An application for production under the Mills regime has potential benefits and drawbacks for an accused that must be weighed on a case-by-case basis.
The Potential Benefits
The Mills regime recognizes that the production of relevant information concealed in a private record may prevent a miscarriage of justice. As stated by the Supreme Court of Canada in R. v. Mills,  S.C.J. No. 68 at para. 89:
…the accused’s right (to the records) must prevail where the lack of disclosure or production of the record would render him unable to make full answer and defence. This is because our justice system has always held that the threat of convicting an innocent individual strikes at the heart of the principles of fundamental justice….
A good starting point to appreciate the potential benefits is “Therapy and Other Records in Sex Cases: Some Illustrations” by Alan D. Gold and Michael Lacy, ADGN/RP-060, April 2, 1998 (QL). The authors provide a review of cases where:
…the records were useful in establishing the tainting of apparent “memory”, improper therapeutic techniques, previous inconsistent statements, exaggeration, fabrication and ulterior motives in cases where objective evidence to disprove the allegations was otherwise not readily available (at para. 3).
In a prosecution involving multiple complainants, private records (consider electronic documents such as e-mails or social media posts) may also be useful for establishing collusion.
The Potential Drawbacks
The potential drawbacks of advancing an application for production of third party records include:
1) The application and the associated development of a sufficient evidentiary foundation are time-consuming and will represent a significant financial burden for an accused with limited resources;
2) New information may be uncovered that strengthens the Crown's case, that leads to a new, unrelated investigation, or that elevates the potential penalties (e.g. the record may establish that the alleged offence took place after a date when the punishment increased);
3) The trial judge may review information that casts the accused in a negative light; and
4) If the trial judge reviews the private record and does not order production to the accused, the trial judge will have had access to information about the case that defence counsel has not even seen.

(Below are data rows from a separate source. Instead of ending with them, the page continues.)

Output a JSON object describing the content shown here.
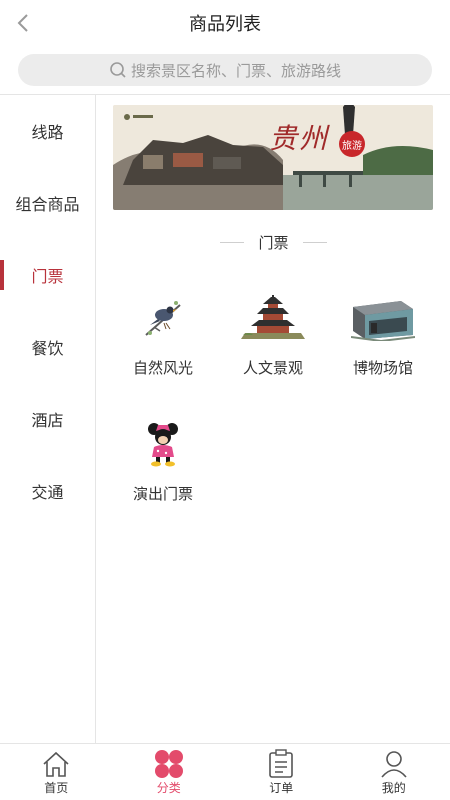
{
  "header": {
    "title": "商品列表"
  },
  "search": {
    "placeholder": "搜索景区名称、门票、旅游路线"
  },
  "sidebar": {
    "items": [
      {
        "label": "线路",
        "active": false
      },
      {
        "label": "组合商品",
        "active": false
      },
      {
        "label": "门票",
        "active": true
      },
      {
        "label": "餐饮",
        "active": false
      },
      {
        "label": "酒店",
        "active": false
      },
      {
        "label": "交通",
        "active": false
      }
    ]
  },
  "banner": {
    "title": "贵州",
    "badge": "旅游"
  },
  "section": {
    "title": "门票"
  },
  "categories": [
    {
      "label": "自然风光",
      "icon": "bird-branch-icon"
    },
    {
      "label": "人文景观",
      "icon": "pagoda-icon"
    },
    {
      "label": "博物场馆",
      "icon": "museum-icon"
    },
    {
      "label": "演出门票",
      "icon": "minnie-icon"
    }
  ],
  "tabbar": {
    "items": [
      {
        "label": "首页",
        "icon": "home-icon",
        "active": false
      },
      {
        "label": "分类",
        "icon": "category-icon",
        "active": true
      },
      {
        "label": "订单",
        "icon": "order-icon",
        "active": false
      },
      {
        "label": "我的",
        "icon": "user-icon",
        "active": false
      }
    ]
  },
  "colors": {
    "accent": "#b8323b",
    "tab_active": "#e34b6b",
    "search_bg": "#ececec"
  }
}
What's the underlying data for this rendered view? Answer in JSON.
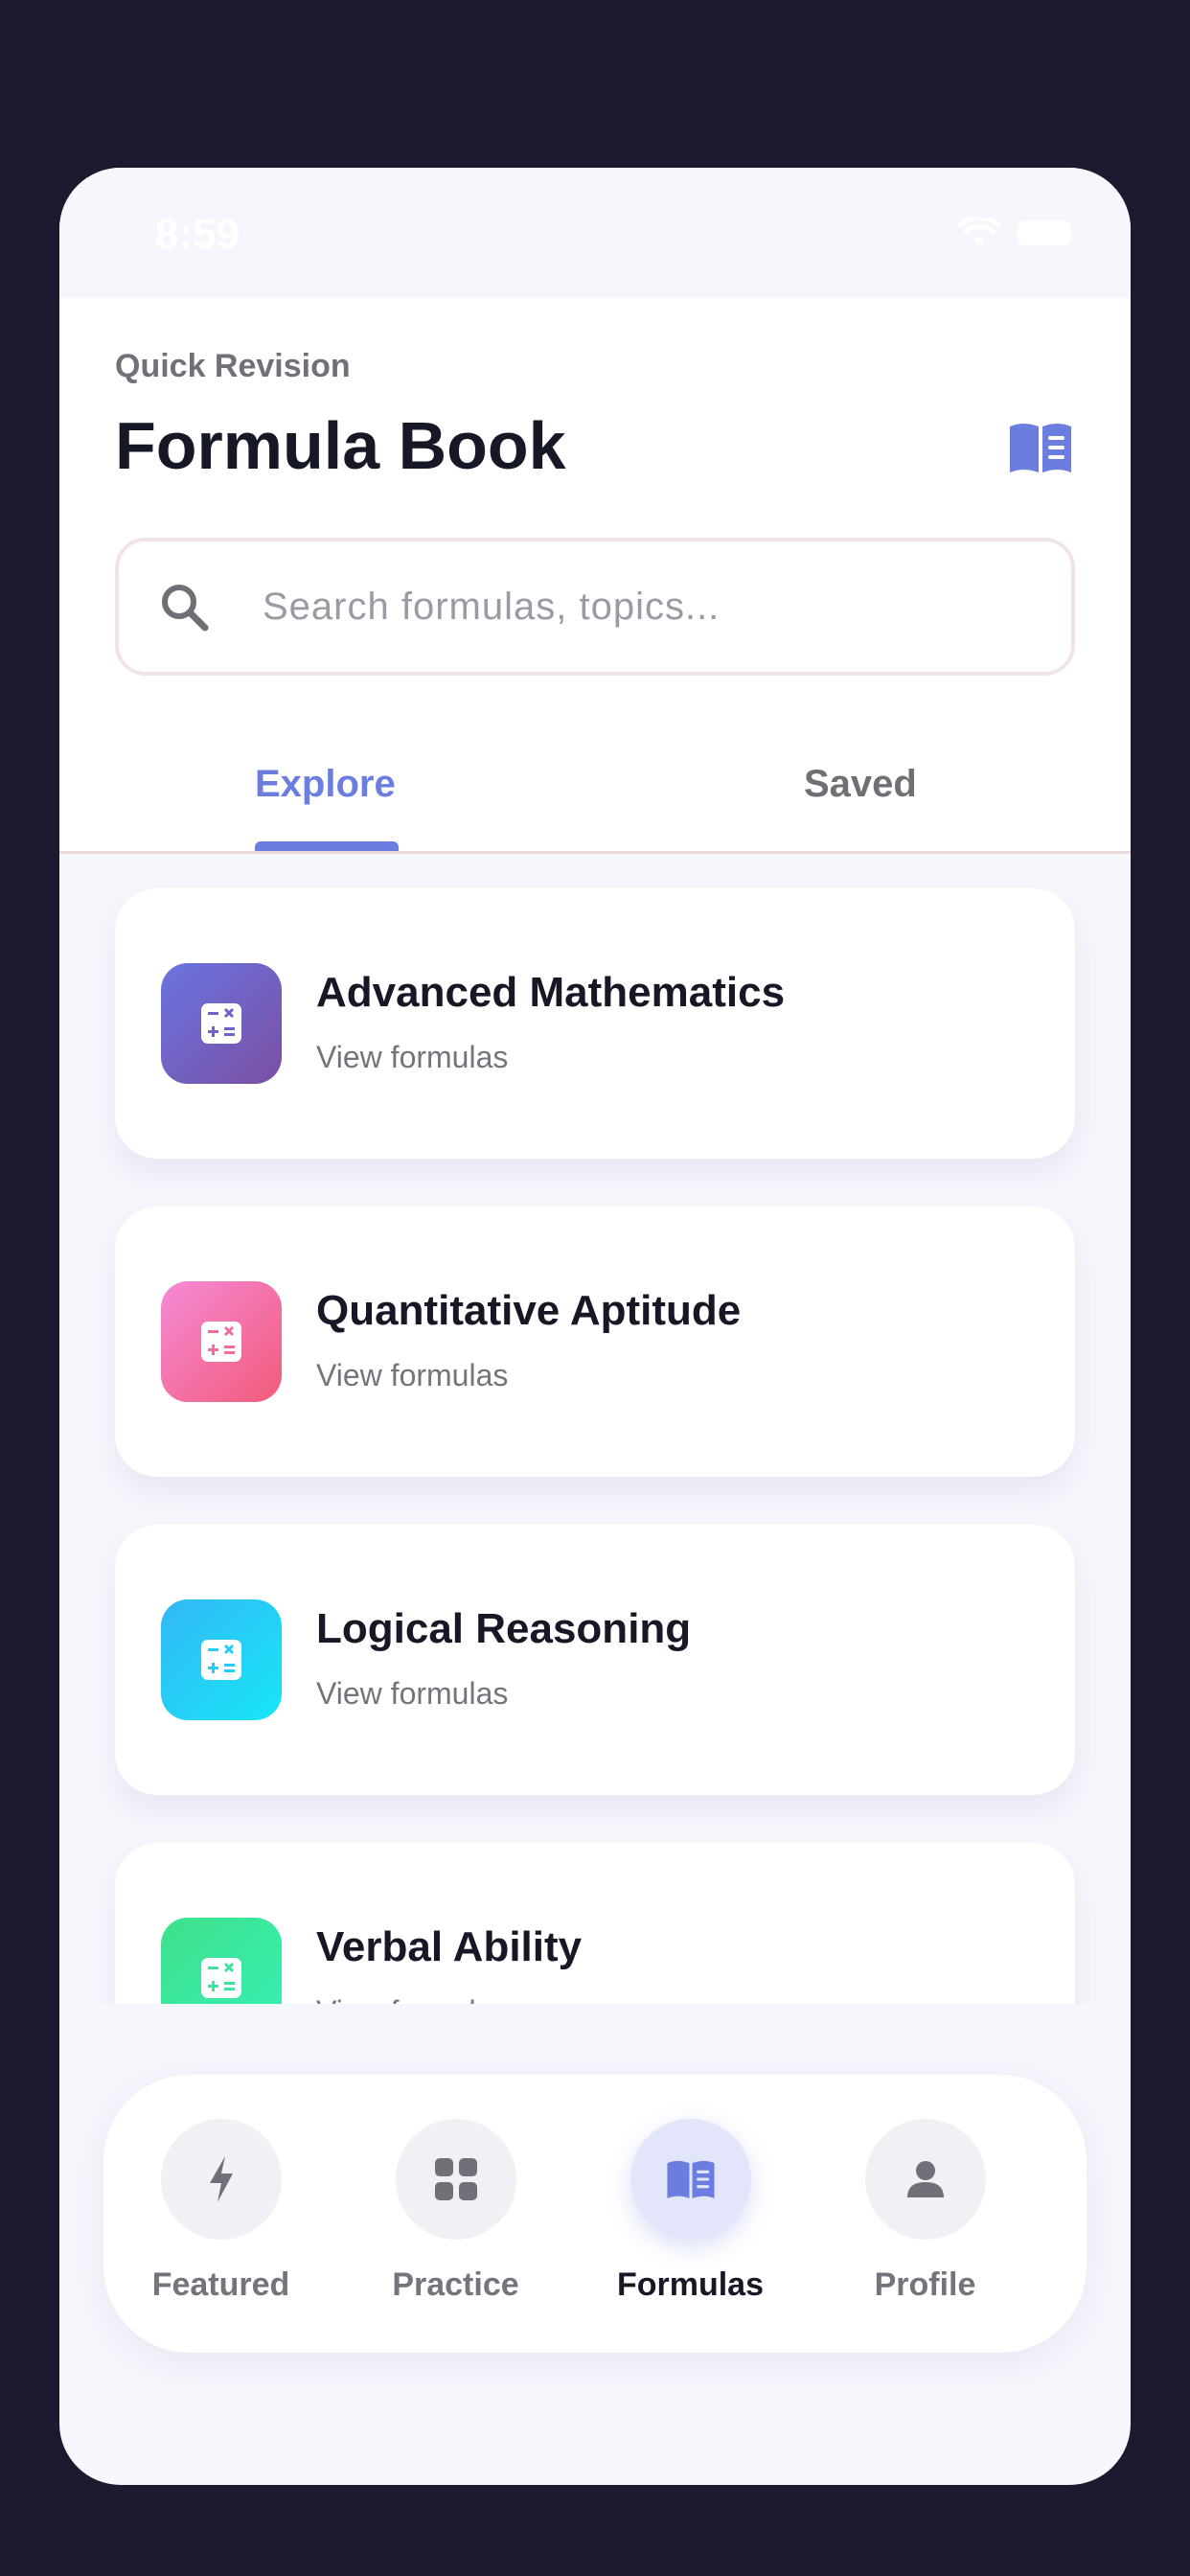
{
  "status": {
    "time": "8:59"
  },
  "header": {
    "eyebrow": "Quick Revision",
    "title": "Formula Book"
  },
  "search": {
    "placeholder": "Search formulas, topics..."
  },
  "tabs": [
    {
      "label": "Explore",
      "active": true
    },
    {
      "label": "Saved",
      "active": false
    }
  ],
  "categories": [
    {
      "title": "Advanced Mathematics",
      "subtitle": "View formulas",
      "gradient": [
        "#6b74e0",
        "#7a4fa4"
      ],
      "icon": "calculator-icon"
    },
    {
      "title": "Quantitative Aptitude",
      "subtitle": "View formulas",
      "gradient": [
        "#f58ad6",
        "#f25b7a"
      ],
      "icon": "calculator-icon"
    },
    {
      "title": "Logical Reasoning",
      "subtitle": "View formulas",
      "gradient": [
        "#33b8f5",
        "#17e6f7"
      ],
      "icon": "calculator-icon"
    },
    {
      "title": "Verbal Ability",
      "subtitle": "View formulas",
      "gradient": [
        "#3ee08a",
        "#35f1b5"
      ],
      "icon": "calculator-icon"
    }
  ],
  "nav": [
    {
      "label": "Featured",
      "icon": "bolt-icon",
      "active": false
    },
    {
      "label": "Practice",
      "icon": "grid-icon",
      "active": false
    },
    {
      "label": "Formulas",
      "icon": "book-icon",
      "active": true
    },
    {
      "label": "Profile",
      "icon": "user-icon",
      "active": false
    }
  ],
  "colors": {
    "accent": "#6b7ee0",
    "background": "#1b1a2e"
  }
}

The bottom line is that the decision to make an application for production is never automatic and must involve a careful consideration of the potential benefits and drawbacks for each accused.